Why is this so controversial in the art world? Well, for many years scratch art was used in kindergarten classes as an art project. However, over the years, and through the development of much more durable and reliable scratch boards, scratch art has evolved into something much more worthy of the fine art name. Many of the artists that participate in creating a piece of scratch art spend anywhere from fifteen hours to months on their pieces, and with great success. However, a simple description of these pieces cannot bring justice to their amazing detail and overall composition. One must go and visit the gallery to understand the beauty and dexterity of these pieces.
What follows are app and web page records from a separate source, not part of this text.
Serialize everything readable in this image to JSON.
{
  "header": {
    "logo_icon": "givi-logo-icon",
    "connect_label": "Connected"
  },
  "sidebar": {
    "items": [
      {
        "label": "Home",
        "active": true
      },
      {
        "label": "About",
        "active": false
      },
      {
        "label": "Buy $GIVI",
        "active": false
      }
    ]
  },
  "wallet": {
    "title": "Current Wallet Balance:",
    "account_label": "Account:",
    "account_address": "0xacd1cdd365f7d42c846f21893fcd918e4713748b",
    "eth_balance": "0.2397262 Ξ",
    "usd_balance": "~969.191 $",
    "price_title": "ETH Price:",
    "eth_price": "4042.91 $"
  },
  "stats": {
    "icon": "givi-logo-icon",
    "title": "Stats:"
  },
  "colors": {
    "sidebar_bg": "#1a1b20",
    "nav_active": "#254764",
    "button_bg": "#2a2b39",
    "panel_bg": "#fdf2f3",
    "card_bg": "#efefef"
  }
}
However, not to cut anyone short of their due praise, there was also another full exhibit on display during this time in the Hatfield Gallery, also located on the first floor of the art building. Although, it was a different medium and was not an artist that participated in the artist lecture, the opening reception was also for Martin Jay McKee, a senior artist displaying many photography pieces that he had spent arduous hours creating and working in order to complete his Bachelor of Fine Arts Degree.
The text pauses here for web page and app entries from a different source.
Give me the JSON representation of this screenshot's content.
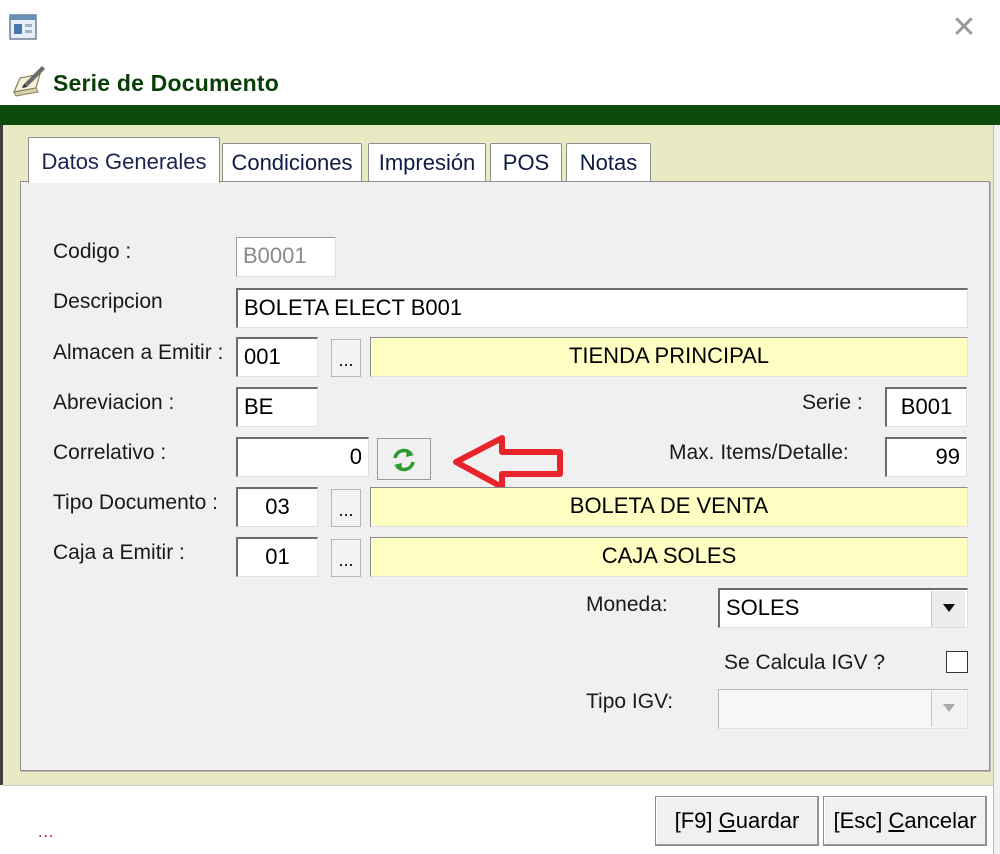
{
  "window": {
    "title": "Serie de Documento",
    "close_glyph": "✕",
    "accent_color": "#0b4b0b",
    "panel_color": "#e9e9c3",
    "highlight_color": "#ffffc3"
  },
  "tabs": [
    {
      "label": "Datos Generales",
      "active": true
    },
    {
      "label": "Condiciones",
      "active": false
    },
    {
      "label": "Impresión",
      "active": false
    },
    {
      "label": "POS",
      "active": false
    },
    {
      "label": "Notas",
      "active": false
    }
  ],
  "form": {
    "codigo": {
      "label": "Codigo :",
      "value": "B0001"
    },
    "descripcion": {
      "label": "Descripcion",
      "value": "BOLETA ELECT B001"
    },
    "almacen": {
      "label": "Almacen a Emitir :",
      "code": "001",
      "name": "TIENDA PRINCIPAL"
    },
    "abreviacion": {
      "label": "Abreviacion :",
      "value": "BE"
    },
    "serie": {
      "label": "Serie :",
      "value": "B001"
    },
    "correlativo": {
      "label": "Correlativo :",
      "value": "0"
    },
    "max_items": {
      "label": "Max. Items/Detalle:",
      "value": "99"
    },
    "tipo_documento": {
      "label": "Tipo Documento :",
      "code": "03",
      "name": "BOLETA DE VENTA"
    },
    "caja": {
      "label": "Caja a Emitir :",
      "code": "01",
      "name": "CAJA SOLES"
    },
    "moneda": {
      "label": "Moneda:",
      "value": "SOLES"
    },
    "calcula_igv": {
      "label": "Se Calcula IGV ?",
      "checked": false
    },
    "tipo_igv": {
      "label": "Tipo IGV:",
      "value": ""
    },
    "lookup_button": "..."
  },
  "footer": {
    "status_dots": "...",
    "guardar_prefix": "[F9] ",
    "guardar_key": "G",
    "guardar_rest": "uardar",
    "cancelar_prefix": "[Esc] ",
    "cancelar_key": "C",
    "cancelar_rest": "ancelar"
  },
  "icons": {
    "app": "app-window-icon",
    "header": "document-edit-icon",
    "refresh": "refresh-arrows-icon",
    "annotation": "red-arrow-left-annotation",
    "dropdown": "chevron-down-icon"
  }
}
This show is entitled “Ars Terrae” which, according to McKee’s artist statement, was an attempt to reconnect the viewer or “man” back to nature. McKee believes that through the many distractions that are present in everyday life, we are easily moved to look apart from nature for inspiration and motivation. Many of the pieces are a close up of some object found in nature. However, it is difficult for the viewer to discern what is being shown; we can easily find the connection back to our roots and beginnings. The pieces are fairly abstract but have a strong display of talent and composition. Each piece has a different movement and flow to it, but to fully enjoy the pieces, again, one must view them in person.
Overall, the shows were very successful in both turn out and art displayed and are productions not to be missed. Both shows will be displayed during open hours of the art building from January 22 until February 19. It is open to all students and community members who wish to take a peek at what is on the rise in the art world.
What’s Been Said…